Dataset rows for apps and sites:
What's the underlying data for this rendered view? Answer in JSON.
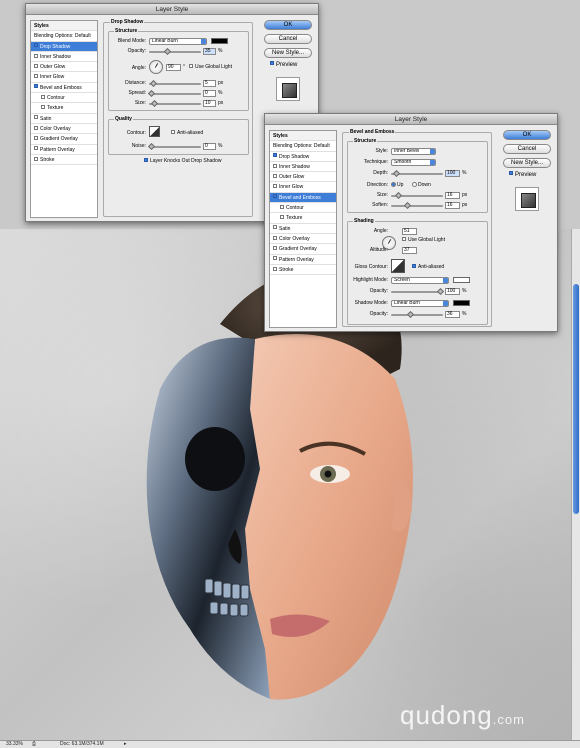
{
  "dialog1": {
    "title": "Layer Style",
    "styles_list": [
      {
        "label": "Styles",
        "checked": null,
        "selected": false,
        "sub": false,
        "header": true
      },
      {
        "label": "Blending Options: Default",
        "checked": null,
        "selected": false,
        "sub": false,
        "header": false
      },
      {
        "label": "Drop Shadow",
        "checked": true,
        "selected": true,
        "sub": false,
        "header": false
      },
      {
        "label": "Inner Shadow",
        "checked": false,
        "selected": false,
        "sub": false,
        "header": false
      },
      {
        "label": "Outer Glow",
        "checked": false,
        "selected": false,
        "sub": false,
        "header": false
      },
      {
        "label": "Inner Glow",
        "checked": false,
        "selected": false,
        "sub": false,
        "header": false
      },
      {
        "label": "Bevel and Emboss",
        "checked": true,
        "selected": false,
        "sub": false,
        "header": false
      },
      {
        "label": "Contour",
        "checked": false,
        "selected": false,
        "sub": true,
        "header": false
      },
      {
        "label": "Texture",
        "checked": false,
        "selected": false,
        "sub": true,
        "header": false
      },
      {
        "label": "Satin",
        "checked": false,
        "selected": false,
        "sub": false,
        "header": false
      },
      {
        "label": "Color Overlay",
        "checked": false,
        "selected": false,
        "sub": false,
        "header": false
      },
      {
        "label": "Gradient Overlay",
        "checked": false,
        "selected": false,
        "sub": false,
        "header": false
      },
      {
        "label": "Pattern Overlay",
        "checked": false,
        "selected": false,
        "sub": false,
        "header": false
      },
      {
        "label": "Stroke",
        "checked": false,
        "selected": false,
        "sub": false,
        "header": false
      }
    ],
    "section_title": "Drop Shadow",
    "structure_label": "Structure",
    "blend_mode_label": "Blend Mode:",
    "blend_mode_value": "Linear Burn",
    "blend_color": "#000000",
    "opacity_label": "Opacity:",
    "opacity_value": "35",
    "angle_label": "Angle:",
    "angle_value": "90",
    "use_global_light": "Use Global Light",
    "distance_label": "Distance:",
    "distance_value": "5",
    "spread_label": "Spread:",
    "spread_value": "0",
    "size_label": "Size:",
    "size_value": "10",
    "px": "px",
    "pct": "%",
    "deg": "°",
    "quality_label": "Quality",
    "contour_label": "Contour:",
    "anti_aliased": "Anti-aliased",
    "noise_label": "Noise:",
    "noise_value": "0",
    "knockout": "Layer Knocks Out Drop Shadow",
    "ok": "OK",
    "cancel": "Cancel",
    "new_style": "New Style...",
    "preview": "Preview"
  },
  "dialog2": {
    "title": "Layer Style",
    "styles_list": [
      {
        "label": "Styles",
        "checked": null,
        "selected": false,
        "sub": false,
        "header": true
      },
      {
        "label": "Blending Options: Default",
        "checked": null,
        "selected": false,
        "sub": false,
        "header": false
      },
      {
        "label": "Drop Shadow",
        "checked": true,
        "selected": false,
        "sub": false,
        "header": false
      },
      {
        "label": "Inner Shadow",
        "checked": false,
        "selected": false,
        "sub": false,
        "header": false
      },
      {
        "label": "Outer Glow",
        "checked": false,
        "selected": false,
        "sub": false,
        "header": false
      },
      {
        "label": "Inner Glow",
        "checked": false,
        "selected": false,
        "sub": false,
        "header": false
      },
      {
        "label": "Bevel and Emboss",
        "checked": true,
        "selected": true,
        "sub": false,
        "header": false
      },
      {
        "label": "Contour",
        "checked": false,
        "selected": false,
        "sub": true,
        "header": false
      },
      {
        "label": "Texture",
        "checked": false,
        "selected": false,
        "sub": true,
        "header": false
      },
      {
        "label": "Satin",
        "checked": false,
        "selected": false,
        "sub": false,
        "header": false
      },
      {
        "label": "Color Overlay",
        "checked": false,
        "selected": false,
        "sub": false,
        "header": false
      },
      {
        "label": "Gradient Overlay",
        "checked": false,
        "selected": false,
        "sub": false,
        "header": false
      },
      {
        "label": "Pattern Overlay",
        "checked": false,
        "selected": false,
        "sub": false,
        "header": false
      },
      {
        "label": "Stroke",
        "checked": false,
        "selected": false,
        "sub": false,
        "header": false
      }
    ],
    "section_title": "Bevel and Emboss",
    "structure_label": "Structure",
    "style_label": "Style:",
    "style_value": "Inner Bevel",
    "technique_label": "Technique:",
    "technique_value": "Smooth",
    "depth_label": "Depth:",
    "depth_value": "100",
    "direction_label": "Direction:",
    "dir_up": "Up",
    "dir_down": "Down",
    "size_label": "Size:",
    "size_value": "16",
    "soften_label": "Soften:",
    "soften_value": "16",
    "shading_label": "Shading",
    "angle_label": "Angle:",
    "angle_value": "51",
    "use_global_light": "Use Global Light",
    "altitude_label": "Altitude:",
    "altitude_value": "37",
    "gloss_contour_label": "Gloss Contour:",
    "anti_aliased": "Anti-aliased",
    "highlight_mode_label": "Highlight Mode:",
    "highlight_mode_value": "Screen",
    "highlight_color": "#ffffff",
    "opacity_label": "Opacity:",
    "highlight_opacity": "100",
    "shadow_mode_label": "Shadow Mode:",
    "shadow_mode_value": "Linear Burn",
    "shadow_color": "#000000",
    "shadow_opacity": "36",
    "px": "px",
    "pct": "%",
    "ok": "OK",
    "cancel": "Cancel",
    "new_style": "New Style...",
    "preview": "Preview"
  },
  "status": {
    "zoom": "33.33%",
    "doc": "Doc: 63.1M/374.1M"
  },
  "watermark": {
    "main": "qudong",
    "suffix": ".com"
  }
}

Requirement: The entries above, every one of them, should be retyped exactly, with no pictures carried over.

Output of the task:
What's the underlying data for this rendered view? Answer in JSON.
{
  "dialog1": {
    "title": "Layer Style",
    "styles_list": [
      {
        "label": "Styles",
        "checked": null,
        "selected": false,
        "sub": false,
        "header": true
      },
      {
        "label": "Blending Options: Default",
        "checked": null,
        "selected": false,
        "sub": false,
        "header": false
      },
      {
        "label": "Drop Shadow",
        "checked": true,
        "selected": true,
        "sub": false,
        "header": false
      },
      {
        "label": "Inner Shadow",
        "checked": false,
        "selected": false,
        "sub": false,
        "header": false
      },
      {
        "label": "Outer Glow",
        "checked": false,
        "selected": false,
        "sub": false,
        "header": false
      },
      {
        "label": "Inner Glow",
        "checked": false,
        "selected": false,
        "sub": false,
        "header": false
      },
      {
        "label": "Bevel and Emboss",
        "checked": true,
        "selected": false,
        "sub": false,
        "header": false
      },
      {
        "label": "Contour",
        "checked": false,
        "selected": false,
        "sub": true,
        "header": false
      },
      {
        "label": "Texture",
        "checked": false,
        "selected": false,
        "sub": true,
        "header": false
      },
      {
        "label": "Satin",
        "checked": false,
        "selected": false,
        "sub": false,
        "header": false
      },
      {
        "label": "Color Overlay",
        "checked": false,
        "selected": false,
        "sub": false,
        "header": false
      },
      {
        "label": "Gradient Overlay",
        "checked": false,
        "selected": false,
        "sub": false,
        "header": false
      },
      {
        "label": "Pattern Overlay",
        "checked": false,
        "selected": false,
        "sub": false,
        "header": false
      },
      {
        "label": "Stroke",
        "checked": false,
        "selected": false,
        "sub": false,
        "header": false
      }
    ],
    "section_title": "Drop Shadow",
    "structure_label": "Structure",
    "blend_mode_label": "Blend Mode:",
    "blend_mode_value": "Linear Burn",
    "blend_color": "#000000",
    "opacity_label": "Opacity:",
    "opacity_value": "35",
    "angle_label": "Angle:",
    "angle_value": "90",
    "use_global_light": "Use Global Light",
    "distance_label": "Distance:",
    "distance_value": "5",
    "spread_label": "Spread:",
    "spread_value": "0",
    "size_label": "Size:",
    "size_value": "10",
    "px": "px",
    "pct": "%",
    "deg": "°",
    "quality_label": "Quality",
    "contour_label": "Contour:",
    "anti_aliased": "Anti-aliased",
    "noise_label": "Noise:",
    "noise_value": "0",
    "knockout": "Layer Knocks Out Drop Shadow",
    "ok": "OK",
    "cancel": "Cancel",
    "new_style": "New Style...",
    "preview": "Preview"
  },
  "dialog2": {
    "title": "Layer Style",
    "styles_list": [
      {
        "label": "Styles",
        "checked": null,
        "selected": false,
        "sub": false,
        "header": true
      },
      {
        "label": "Blending Options: Default",
        "checked": null,
        "selected": false,
        "sub": false,
        "header": false
      },
      {
        "label": "Drop Shadow",
        "checked": true,
        "selected": false,
        "sub": false,
        "header": false
      },
      {
        "label": "Inner Shadow",
        "checked": false,
        "selected": false,
        "sub": false,
        "header": false
      },
      {
        "label": "Outer Glow",
        "checked": false,
        "selected": false,
        "sub": false,
        "header": false
      },
      {
        "label": "Inner Glow",
        "checked": false,
        "selected": false,
        "sub": false,
        "header": false
      },
      {
        "label": "Bevel and Emboss",
        "checked": true,
        "selected": true,
        "sub": false,
        "header": false
      },
      {
        "label": "Contour",
        "checked": false,
        "selected": false,
        "sub": true,
        "header": false
      },
      {
        "label": "Texture",
        "checked": false,
        "selected": false,
        "sub": true,
        "header": false
      },
      {
        "label": "Satin",
        "checked": false,
        "selected": false,
        "sub": false,
        "header": false
      },
      {
        "label": "Color Overlay",
        "checked": false,
        "selected": false,
        "sub": false,
        "header": false
      },
      {
        "label": "Gradient Overlay",
        "checked": false,
        "selected": false,
        "sub": false,
        "header": false
      },
      {
        "label": "Pattern Overlay",
        "checked": false,
        "selected": false,
        "sub": false,
        "header": false
      },
      {
        "label": "Stroke",
        "checked": false,
        "selected": false,
        "sub": false,
        "header": false
      }
    ],
    "section_title": "Bevel and Emboss",
    "structure_label": "Structure",
    "style_label": "Style:",
    "style_value": "Inner Bevel",
    "technique_label": "Technique:",
    "technique_value": "Smooth",
    "depth_label": "Depth:",
    "depth_value": "100",
    "direction_label": "Direction:",
    "dir_up": "Up",
    "dir_down": "Down",
    "size_label": "Size:",
    "size_value": "16",
    "soften_label": "Soften:",
    "soften_value": "16",
    "shading_label": "Shading",
    "angle_label": "Angle:",
    "angle_value": "51",
    "use_global_light": "Use Global Light",
    "altitude_label": "Altitude:",
    "altitude_value": "37",
    "gloss_contour_label": "Gloss Contour:",
    "anti_aliased": "Anti-aliased",
    "highlight_mode_label": "Highlight Mode:",
    "highlight_mode_value": "Screen",
    "highlight_color": "#ffffff",
    "opacity_label": "Opacity:",
    "highlight_opacity": "100",
    "shadow_mode_label": "Shadow Mode:",
    "shadow_mode_value": "Linear Burn",
    "shadow_color": "#000000",
    "shadow_opacity": "36",
    "px": "px",
    "pct": "%",
    "ok": "OK",
    "cancel": "Cancel",
    "new_style": "New Style...",
    "preview": "Preview"
  },
  "status": {
    "zoom": "33.33%",
    "doc": "Doc: 63.1M/374.1M"
  },
  "watermark": {
    "main": "qudong",
    "suffix": ".com"
  }
}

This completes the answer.